--- Assignment ---
Pull each line holding the word "Resources" from the data.

(Web page and app entries)
════════════════════

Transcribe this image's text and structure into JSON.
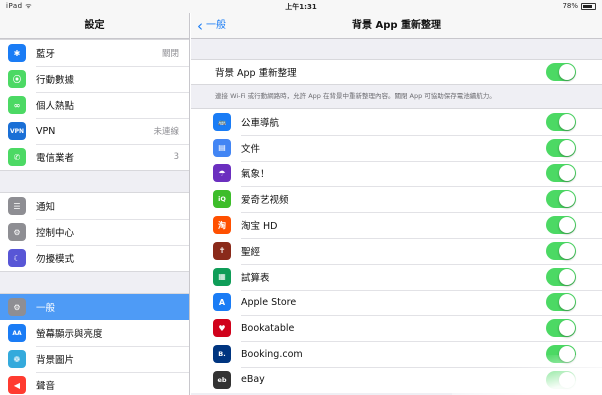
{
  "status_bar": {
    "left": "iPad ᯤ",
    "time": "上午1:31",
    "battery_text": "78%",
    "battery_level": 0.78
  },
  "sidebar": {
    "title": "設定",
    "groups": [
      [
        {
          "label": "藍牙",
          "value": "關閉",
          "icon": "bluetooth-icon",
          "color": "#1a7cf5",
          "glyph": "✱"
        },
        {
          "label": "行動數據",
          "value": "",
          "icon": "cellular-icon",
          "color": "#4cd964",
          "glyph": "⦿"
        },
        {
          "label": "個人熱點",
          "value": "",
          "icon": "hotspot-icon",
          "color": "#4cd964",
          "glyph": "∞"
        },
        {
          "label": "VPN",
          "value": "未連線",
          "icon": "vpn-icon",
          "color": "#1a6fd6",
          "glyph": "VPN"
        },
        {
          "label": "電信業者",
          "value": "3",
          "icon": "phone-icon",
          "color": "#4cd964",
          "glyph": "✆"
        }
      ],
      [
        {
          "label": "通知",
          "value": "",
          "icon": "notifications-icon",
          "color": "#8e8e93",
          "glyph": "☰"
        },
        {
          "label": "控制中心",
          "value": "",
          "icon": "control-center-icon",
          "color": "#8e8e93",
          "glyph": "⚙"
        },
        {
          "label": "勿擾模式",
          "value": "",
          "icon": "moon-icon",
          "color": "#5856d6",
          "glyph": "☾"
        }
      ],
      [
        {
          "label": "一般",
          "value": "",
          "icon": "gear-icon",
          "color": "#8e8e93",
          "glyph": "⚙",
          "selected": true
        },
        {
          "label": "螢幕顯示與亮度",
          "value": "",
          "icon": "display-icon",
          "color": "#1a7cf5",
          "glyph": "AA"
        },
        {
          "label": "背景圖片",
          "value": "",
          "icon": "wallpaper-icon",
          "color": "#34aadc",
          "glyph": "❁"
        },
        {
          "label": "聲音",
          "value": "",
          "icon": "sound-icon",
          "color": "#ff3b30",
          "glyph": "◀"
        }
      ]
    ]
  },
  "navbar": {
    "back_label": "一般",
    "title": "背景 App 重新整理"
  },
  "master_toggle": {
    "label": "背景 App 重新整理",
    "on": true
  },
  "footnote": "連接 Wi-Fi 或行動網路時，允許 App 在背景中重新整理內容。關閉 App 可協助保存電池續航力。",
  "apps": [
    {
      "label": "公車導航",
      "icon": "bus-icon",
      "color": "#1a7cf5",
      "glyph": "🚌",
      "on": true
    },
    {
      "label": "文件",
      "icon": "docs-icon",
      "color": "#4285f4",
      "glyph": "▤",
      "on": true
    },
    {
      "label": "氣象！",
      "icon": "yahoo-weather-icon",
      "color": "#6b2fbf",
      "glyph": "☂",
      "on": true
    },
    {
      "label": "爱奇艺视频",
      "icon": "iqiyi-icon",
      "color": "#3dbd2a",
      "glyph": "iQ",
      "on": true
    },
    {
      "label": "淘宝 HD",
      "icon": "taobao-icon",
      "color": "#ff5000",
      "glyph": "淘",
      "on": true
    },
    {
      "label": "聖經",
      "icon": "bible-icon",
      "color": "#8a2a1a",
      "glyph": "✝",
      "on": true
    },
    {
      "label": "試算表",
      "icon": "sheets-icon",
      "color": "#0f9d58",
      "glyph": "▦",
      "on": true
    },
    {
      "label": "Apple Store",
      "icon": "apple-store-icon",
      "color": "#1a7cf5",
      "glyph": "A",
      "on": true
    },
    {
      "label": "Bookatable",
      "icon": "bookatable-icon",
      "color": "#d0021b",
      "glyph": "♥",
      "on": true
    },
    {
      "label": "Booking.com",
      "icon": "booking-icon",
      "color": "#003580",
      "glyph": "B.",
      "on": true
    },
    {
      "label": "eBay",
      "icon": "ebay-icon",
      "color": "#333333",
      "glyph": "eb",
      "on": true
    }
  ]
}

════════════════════

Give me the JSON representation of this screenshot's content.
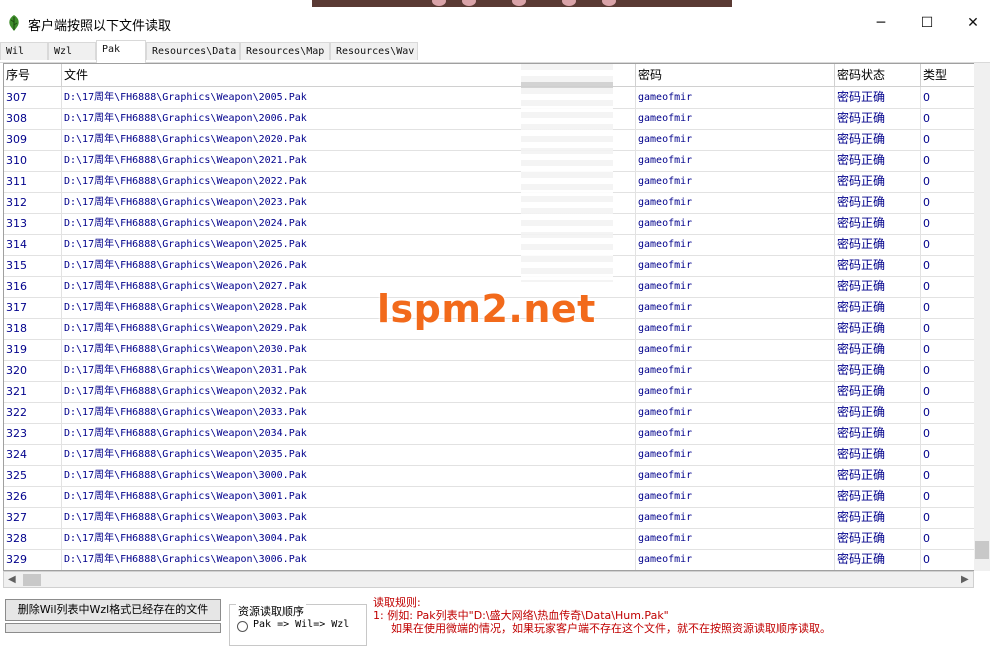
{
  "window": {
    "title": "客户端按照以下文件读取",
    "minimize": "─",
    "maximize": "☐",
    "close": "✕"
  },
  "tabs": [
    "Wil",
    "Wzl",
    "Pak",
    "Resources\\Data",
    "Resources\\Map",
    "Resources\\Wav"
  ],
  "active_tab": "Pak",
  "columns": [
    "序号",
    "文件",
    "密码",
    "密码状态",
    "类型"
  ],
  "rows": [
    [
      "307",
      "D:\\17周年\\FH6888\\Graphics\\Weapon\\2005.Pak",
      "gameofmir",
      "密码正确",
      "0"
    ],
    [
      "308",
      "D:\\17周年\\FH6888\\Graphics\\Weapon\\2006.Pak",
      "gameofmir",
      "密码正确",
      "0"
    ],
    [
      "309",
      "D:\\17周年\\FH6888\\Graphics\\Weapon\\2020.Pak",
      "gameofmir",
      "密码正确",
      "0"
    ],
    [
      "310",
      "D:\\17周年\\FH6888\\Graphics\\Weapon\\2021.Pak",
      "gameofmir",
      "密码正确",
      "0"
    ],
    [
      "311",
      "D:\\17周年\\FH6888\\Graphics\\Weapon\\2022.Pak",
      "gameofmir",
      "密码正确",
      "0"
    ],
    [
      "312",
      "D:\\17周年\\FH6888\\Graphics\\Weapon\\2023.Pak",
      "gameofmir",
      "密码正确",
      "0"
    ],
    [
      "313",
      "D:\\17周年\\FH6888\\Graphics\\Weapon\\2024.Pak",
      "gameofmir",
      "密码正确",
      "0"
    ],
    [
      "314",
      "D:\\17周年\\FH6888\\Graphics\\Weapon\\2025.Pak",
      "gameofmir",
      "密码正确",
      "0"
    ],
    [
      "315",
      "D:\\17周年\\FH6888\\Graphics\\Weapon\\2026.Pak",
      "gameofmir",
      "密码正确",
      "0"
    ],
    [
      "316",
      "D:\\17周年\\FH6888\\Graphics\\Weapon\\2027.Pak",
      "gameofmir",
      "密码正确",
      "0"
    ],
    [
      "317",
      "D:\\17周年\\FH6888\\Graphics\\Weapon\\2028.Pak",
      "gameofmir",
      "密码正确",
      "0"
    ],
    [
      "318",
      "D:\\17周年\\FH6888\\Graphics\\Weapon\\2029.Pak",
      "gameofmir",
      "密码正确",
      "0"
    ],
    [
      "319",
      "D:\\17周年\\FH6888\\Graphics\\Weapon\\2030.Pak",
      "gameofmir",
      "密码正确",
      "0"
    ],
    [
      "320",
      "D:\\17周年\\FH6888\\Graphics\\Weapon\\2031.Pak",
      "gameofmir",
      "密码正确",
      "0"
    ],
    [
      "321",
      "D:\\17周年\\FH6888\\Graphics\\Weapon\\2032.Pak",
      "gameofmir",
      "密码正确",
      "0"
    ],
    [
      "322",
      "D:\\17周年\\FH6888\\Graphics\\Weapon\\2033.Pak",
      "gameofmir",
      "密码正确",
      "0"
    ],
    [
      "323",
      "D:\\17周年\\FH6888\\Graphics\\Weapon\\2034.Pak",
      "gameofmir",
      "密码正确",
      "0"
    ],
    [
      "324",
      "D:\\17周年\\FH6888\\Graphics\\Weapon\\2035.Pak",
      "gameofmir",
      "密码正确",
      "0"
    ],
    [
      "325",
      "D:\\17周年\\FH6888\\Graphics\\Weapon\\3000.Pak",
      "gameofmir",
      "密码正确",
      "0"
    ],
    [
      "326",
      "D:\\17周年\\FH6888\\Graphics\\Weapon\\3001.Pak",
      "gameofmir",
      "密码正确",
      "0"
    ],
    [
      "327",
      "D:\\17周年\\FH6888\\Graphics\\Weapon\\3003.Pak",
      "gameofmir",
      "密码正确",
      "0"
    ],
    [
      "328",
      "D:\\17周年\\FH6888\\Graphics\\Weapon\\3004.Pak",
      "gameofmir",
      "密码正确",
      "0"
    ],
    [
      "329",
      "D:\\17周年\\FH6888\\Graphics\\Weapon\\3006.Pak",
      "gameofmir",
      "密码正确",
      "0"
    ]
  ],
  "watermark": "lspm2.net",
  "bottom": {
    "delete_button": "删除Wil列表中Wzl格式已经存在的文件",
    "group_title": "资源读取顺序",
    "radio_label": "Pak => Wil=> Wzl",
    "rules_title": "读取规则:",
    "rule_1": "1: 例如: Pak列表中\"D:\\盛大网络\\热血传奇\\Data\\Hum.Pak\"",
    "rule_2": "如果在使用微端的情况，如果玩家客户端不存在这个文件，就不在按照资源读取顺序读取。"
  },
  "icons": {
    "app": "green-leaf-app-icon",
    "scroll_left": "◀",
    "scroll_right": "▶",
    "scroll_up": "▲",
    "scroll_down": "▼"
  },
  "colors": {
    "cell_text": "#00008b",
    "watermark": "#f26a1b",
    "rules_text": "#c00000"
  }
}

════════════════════

--- Result ---
    "Resources\\Data",
    "Resources\\Map",
    "Resources\\Wav"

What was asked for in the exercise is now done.